La Romana International Airport (IATA: LRM, ICAO: MDLR) is a private commercial airport in the east of the Dominican Republic, serving the resort town of La Romana and the resort of Casa de Campo. It was built in a traditional Dominican style, with open-air terminals.
There is a significant number of charter lines and flights to La Romana; this airport registered a large influx of visitors in 2002, making it one of the most visited airports in the Dominican Republic.
It currently ranks fifth in air traffic, behind Punta Cana, Las Américas, Puerto Plata and Santiago. The airport receives many international airlines. The airport has 7 positions in the international terminal and a spacious private aviation terminal where up to 12 private jets can be parked.
|Climate data for La Romana, Dominican Republic (1961-1990)|
|Record high °C (°F)||34.8
|Average high °C (°F)||29.7
|Average low °C (°F)||19.5
|Record low °C (°F)||14.0
|Average rainfall mm (inches)||32.7
|Average rainy days (≥ 1.0 mm)||4.6||4.3||4.2||5.1||7.4||6.0||6.5||8.1||8.6||9.7||8.3||5.7||78.5|
In 1983, the government of Salvador Jorge Blanco, through the fund for development of this region, built the Polideportivo de La Romana (La Romana Sports Center), which was named after Eleoncio Mercedes in honor of the flyweight boxer who became world champion.
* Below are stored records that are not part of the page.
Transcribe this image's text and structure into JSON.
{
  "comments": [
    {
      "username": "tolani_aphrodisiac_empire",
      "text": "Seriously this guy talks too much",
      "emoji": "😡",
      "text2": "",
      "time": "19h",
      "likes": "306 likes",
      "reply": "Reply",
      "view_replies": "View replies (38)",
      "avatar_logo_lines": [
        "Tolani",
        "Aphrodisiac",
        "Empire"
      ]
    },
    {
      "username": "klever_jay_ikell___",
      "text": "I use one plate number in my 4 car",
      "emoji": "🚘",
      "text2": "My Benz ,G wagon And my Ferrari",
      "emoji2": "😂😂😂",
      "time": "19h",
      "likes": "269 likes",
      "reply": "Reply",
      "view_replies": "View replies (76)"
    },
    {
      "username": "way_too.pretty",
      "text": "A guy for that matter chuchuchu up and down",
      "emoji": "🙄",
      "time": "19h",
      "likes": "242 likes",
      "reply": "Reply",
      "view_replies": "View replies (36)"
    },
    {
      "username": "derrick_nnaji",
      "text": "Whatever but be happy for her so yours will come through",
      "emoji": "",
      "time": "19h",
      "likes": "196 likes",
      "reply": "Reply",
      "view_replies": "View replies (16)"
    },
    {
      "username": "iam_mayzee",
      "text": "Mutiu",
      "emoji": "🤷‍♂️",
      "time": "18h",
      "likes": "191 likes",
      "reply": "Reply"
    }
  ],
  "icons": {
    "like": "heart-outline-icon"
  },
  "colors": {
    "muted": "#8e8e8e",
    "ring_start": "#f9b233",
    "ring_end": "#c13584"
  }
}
The Cañeros de La Romana, a Dominican basketball team, play their home games here.
- 1981 : 91,571
- 1993 : 140,200
- 2004 : 171,500
- 2012 : 227,856
- Fernando Abad Major League Baseball pitcher for the Boston Red Sox
- Antonio Alfonseca pitched for the Philadelphia Phillies
- Juana Arrendel high jumper
- Miguel Castro - baseball pitcher for the Baltimore Orioles
- Andújar Cedeño former MLB shortstop
- Domingo Cedeño former MLB infielder
- Rafael Dolis relief pitcher for the Toronto Blue Jays.
- Edwin Encarnación first baseman for the Cleveland Indians.
- Pedro Florimón shortstop for the Pittsburgh Pirates
- Freddy García former MLB infielder
- Tito Horford retired professional basketball player
- Luis Ernesto José lightweight boxer
- Eleoncio Mercedes former world champion boxer in the Flyweight division
- Yermín Mercedes, catcher/designated hitter for the San Francisco Giants
- Ramon Rijo A.K.A. "MONCHY," singer, Musician, songwriter and Musical Producer, Monchy y Alexandra
- John Nolasco featherweight boxer
- Pedro Julio Nolasco professional boxer & Winner of Dominican Republics first ever Olympic medal (bronze), during the 1984 Summer Olympics. Silver medalist at the 83 Pan American Games. Shot and killed in 95.
- Arismendy Peguero sprinter who specializes in the 400 metres.
- Félix Pie center fielder for the Hanwha Eagles
- Danny Richar second baseman for the Chicago White Sox
- Luis Santana retired professional boxer
- Rafael Santana former MLB shortstop
- Julian Yan retired professional baseball player
|Wikivoyage has a travel guide for La Romana.|
|Wikimedia Commons has media related to La Romana.|
- Superficies a nivel de municipios, Oficina Nacional de Estadistica Archived 2009-04-17 at the Wayback Machine
- De la Fuente, Santiago (1976). Geografía Dominicana (in Spanish). Santo Domingo, Dominican Republic: Editora Colegial Quisqueyana.
- Censo 2012 de Población y Vivienda, Oficina Nacional de Estadistica
- "La Romana Climate Normals 1961-1990". National Oceanic and Atmospheric Administration. Retrieved September 15, 2016.